The Veterinary Journal 179 (3): 455-457.

Efficacy of a Salmonella enterica serotype Newport vaccine in healthy cattle

Dennis Hermesch and others, Kansas State University

Salmonella species infections may be the cause of a variety of clinical conditions in cattle and can also be transmitted to human consumers of infected milk and meat products from apparently healthy animals. A Salmonella enterica serotype Newport vaccine was administered to 180 female Holsteins before parturition. Inoculated cattle produced an average 1.14kg/day more milk than untreated controls, even in animals which had no detectable shedding of Salmonella Newport or clinical signs of salmonellosis.

American Journal of Veterinary Research 69 (9): 1,229-1,234.

Mycoplasma bovis mastitis in prepubertal heifers

Lawrence Fox and others, Washington State University

Prepubertal heifers from two neighbouring dairy herds were found to have mastitis due to Mycoplasma bovis infection. These were identified during routine examinations of six-monthold replacement calves when teat palpation revealed mammary nodes. The organism was cultured from samples of lacteal secretions. Both calves were euthanased and the organism cultured from various tissues. The same strain was found in dams and herd mates and so it suggested that the calves were infected by vertical transmission.

Canadian Veterinary Journal 49 (11): 1,110-1,112.

Mastitis caused by Bacillus anthracis in a beef cow

Ross Hawkes and others, Mohawk Animal Clinic, Melfort, Saskatchewan

An eight-year-old mixed breed beef cow with severe mastitis in midlactation was examined on a farm that was under anthrax quarantine after the disease was diagnosed on the premises 10 days earlier. The animal had mild depression and swelling of the front and hind left quarters. Direct examination and culture of the serosanguinous-like milk samples collected from these quarters were consistent with Bacillus anthracis infection. The cow was treated with florfenicol antibiotic but died shortly after the initial presentation.
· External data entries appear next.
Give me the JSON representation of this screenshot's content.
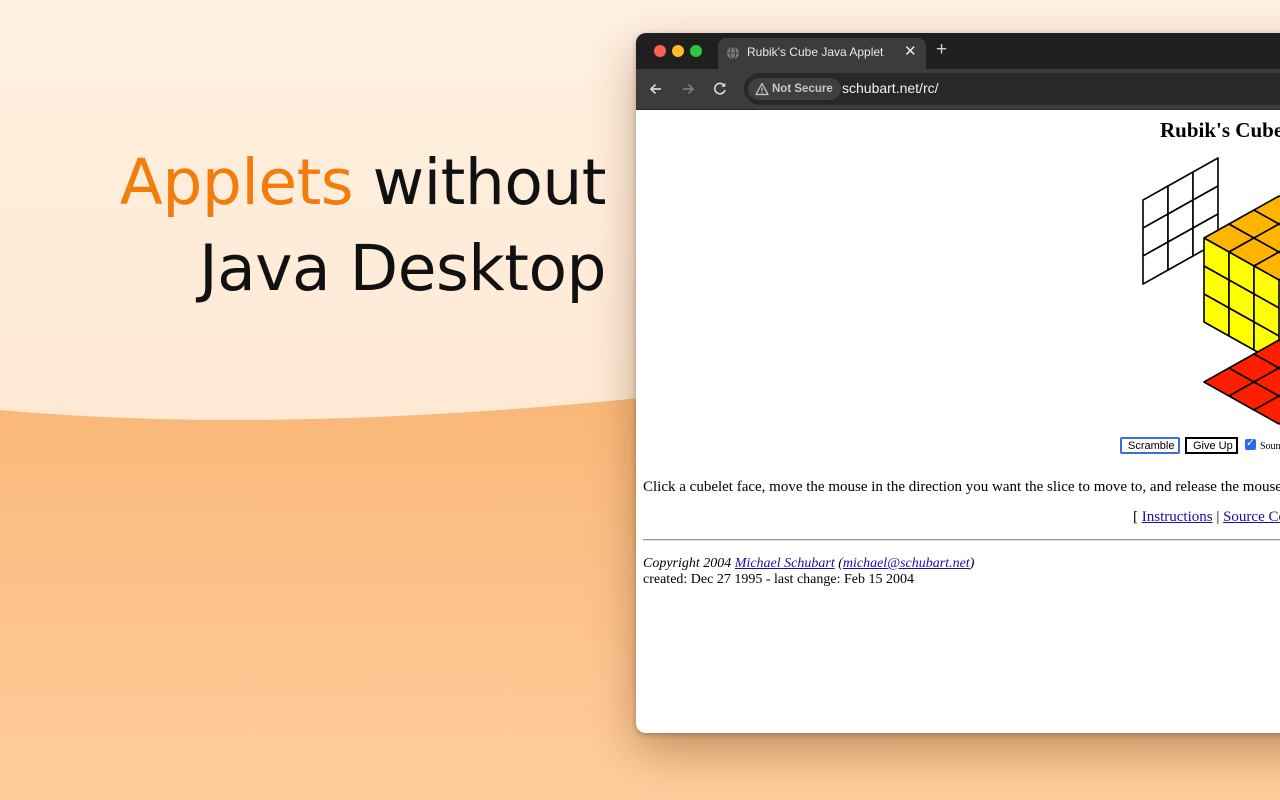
{
  "hero": {
    "headline_accent": "Applets",
    "headline_rest": "without",
    "headline_line2": "Java Desktop"
  },
  "browser": {
    "tab_title": "Rubik's Cube Java Applet",
    "security_label": "Not Secure",
    "url": "schubart.net/rc/"
  },
  "page": {
    "title": "Rubik's Cube",
    "scramble_label": "Scramble",
    "giveup_label": "Give Up",
    "sound_label": "Sound",
    "sound_checked": true,
    "instructions_text": "Click a cubelet face, move the mouse in the direction you want the slice to move to, and release the mouse button",
    "links_open": "[ ",
    "link_instructions": "Instructions",
    "links_sep": " | ",
    "link_source": "Source Code",
    "copyright_prefix": "Copyright 2004 ",
    "author_name": "Michael Schubart",
    "author_open": " (",
    "author_email": "michael@schubart.net",
    "author_close": ")",
    "dates": "created: Dec 27 1995 - last change: Feb 15 2004"
  },
  "colors": {
    "accent": "#f27d0c",
    "cube_yellow": "#ffff00",
    "cube_orange": "#ffb400",
    "cube_red": "#ff1e00"
  }
}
Canadian Veterinary Journal 49 (9): 889- 891.

Have you heard about our
IVP Membership?

A wide range of veterinary CPD and resources by leading veterinary professionals.

Stress-free CPD tracking and certification, you’ll wonder how you coped without it.

Discover more